| Exercise |
For the data that follows, report how many lines contain the word "上月互动数", and nothing else.

| Material to process |

# # # #

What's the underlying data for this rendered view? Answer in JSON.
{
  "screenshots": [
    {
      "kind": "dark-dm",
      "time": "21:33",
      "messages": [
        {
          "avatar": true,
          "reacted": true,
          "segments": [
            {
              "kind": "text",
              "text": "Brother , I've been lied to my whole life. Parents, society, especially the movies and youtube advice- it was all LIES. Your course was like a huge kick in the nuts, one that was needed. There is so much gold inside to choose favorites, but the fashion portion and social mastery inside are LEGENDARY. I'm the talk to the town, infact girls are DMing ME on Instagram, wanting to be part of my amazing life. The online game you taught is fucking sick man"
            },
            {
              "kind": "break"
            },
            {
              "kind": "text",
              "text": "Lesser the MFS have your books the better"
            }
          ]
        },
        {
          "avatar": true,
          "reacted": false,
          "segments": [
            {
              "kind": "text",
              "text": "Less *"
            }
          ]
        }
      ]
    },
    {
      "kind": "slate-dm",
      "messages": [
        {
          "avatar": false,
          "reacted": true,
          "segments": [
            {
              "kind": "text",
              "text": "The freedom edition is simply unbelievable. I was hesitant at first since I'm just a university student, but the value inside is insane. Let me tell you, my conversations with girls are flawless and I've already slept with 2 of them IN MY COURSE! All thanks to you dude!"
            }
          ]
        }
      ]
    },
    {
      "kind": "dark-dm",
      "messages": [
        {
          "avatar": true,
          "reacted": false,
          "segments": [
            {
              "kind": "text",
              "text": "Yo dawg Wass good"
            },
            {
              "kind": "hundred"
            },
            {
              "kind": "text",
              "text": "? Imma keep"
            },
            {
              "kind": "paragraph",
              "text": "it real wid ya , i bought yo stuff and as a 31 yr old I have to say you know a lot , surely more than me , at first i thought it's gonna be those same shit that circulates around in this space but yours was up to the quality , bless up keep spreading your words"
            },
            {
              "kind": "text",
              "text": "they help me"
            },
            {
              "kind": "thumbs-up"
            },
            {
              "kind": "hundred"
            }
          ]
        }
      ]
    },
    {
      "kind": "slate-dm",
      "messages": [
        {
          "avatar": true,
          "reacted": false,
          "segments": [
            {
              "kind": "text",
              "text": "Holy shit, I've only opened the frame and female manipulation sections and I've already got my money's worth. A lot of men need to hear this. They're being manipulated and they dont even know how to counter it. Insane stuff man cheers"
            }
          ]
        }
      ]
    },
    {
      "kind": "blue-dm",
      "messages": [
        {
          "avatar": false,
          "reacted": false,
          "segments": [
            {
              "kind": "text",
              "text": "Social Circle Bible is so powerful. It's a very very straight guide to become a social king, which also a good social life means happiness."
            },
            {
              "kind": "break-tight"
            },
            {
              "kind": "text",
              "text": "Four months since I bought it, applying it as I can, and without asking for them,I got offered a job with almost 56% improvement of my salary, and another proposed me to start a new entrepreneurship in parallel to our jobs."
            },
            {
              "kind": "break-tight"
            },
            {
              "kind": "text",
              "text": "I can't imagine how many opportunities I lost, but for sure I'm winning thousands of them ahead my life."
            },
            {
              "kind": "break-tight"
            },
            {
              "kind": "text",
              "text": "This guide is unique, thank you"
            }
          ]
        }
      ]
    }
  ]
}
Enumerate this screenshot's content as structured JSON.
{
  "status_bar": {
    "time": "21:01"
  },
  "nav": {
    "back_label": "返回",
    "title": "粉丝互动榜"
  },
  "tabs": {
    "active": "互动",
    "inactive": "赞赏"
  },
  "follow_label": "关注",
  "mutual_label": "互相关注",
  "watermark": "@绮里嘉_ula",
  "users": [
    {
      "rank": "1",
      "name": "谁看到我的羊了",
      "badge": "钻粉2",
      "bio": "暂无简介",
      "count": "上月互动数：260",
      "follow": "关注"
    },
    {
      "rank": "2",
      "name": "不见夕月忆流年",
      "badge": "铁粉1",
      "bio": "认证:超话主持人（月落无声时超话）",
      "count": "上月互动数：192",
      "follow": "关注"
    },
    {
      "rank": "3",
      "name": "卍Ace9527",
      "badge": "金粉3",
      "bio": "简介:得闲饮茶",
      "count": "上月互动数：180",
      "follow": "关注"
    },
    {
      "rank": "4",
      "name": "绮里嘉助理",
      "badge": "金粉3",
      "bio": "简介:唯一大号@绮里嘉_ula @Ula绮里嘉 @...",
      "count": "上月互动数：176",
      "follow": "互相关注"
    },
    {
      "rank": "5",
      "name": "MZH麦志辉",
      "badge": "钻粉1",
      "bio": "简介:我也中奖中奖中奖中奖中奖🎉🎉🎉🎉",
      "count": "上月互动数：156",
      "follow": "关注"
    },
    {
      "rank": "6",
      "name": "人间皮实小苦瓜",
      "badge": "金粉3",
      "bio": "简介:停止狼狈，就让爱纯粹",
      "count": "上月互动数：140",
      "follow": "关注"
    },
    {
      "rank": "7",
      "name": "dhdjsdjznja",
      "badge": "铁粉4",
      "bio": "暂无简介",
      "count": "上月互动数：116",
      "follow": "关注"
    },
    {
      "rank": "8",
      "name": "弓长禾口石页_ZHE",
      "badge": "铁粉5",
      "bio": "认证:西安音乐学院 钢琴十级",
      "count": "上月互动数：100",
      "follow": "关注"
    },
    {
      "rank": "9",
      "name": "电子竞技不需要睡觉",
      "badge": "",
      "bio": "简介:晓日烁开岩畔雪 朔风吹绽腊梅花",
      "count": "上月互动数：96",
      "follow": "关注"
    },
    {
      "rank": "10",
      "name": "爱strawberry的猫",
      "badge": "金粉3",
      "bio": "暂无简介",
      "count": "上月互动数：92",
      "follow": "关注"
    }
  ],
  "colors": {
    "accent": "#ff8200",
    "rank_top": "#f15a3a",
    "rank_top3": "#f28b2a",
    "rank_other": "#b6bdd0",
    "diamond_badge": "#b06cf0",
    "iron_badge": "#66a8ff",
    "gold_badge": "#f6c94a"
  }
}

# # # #

| Task answer |
10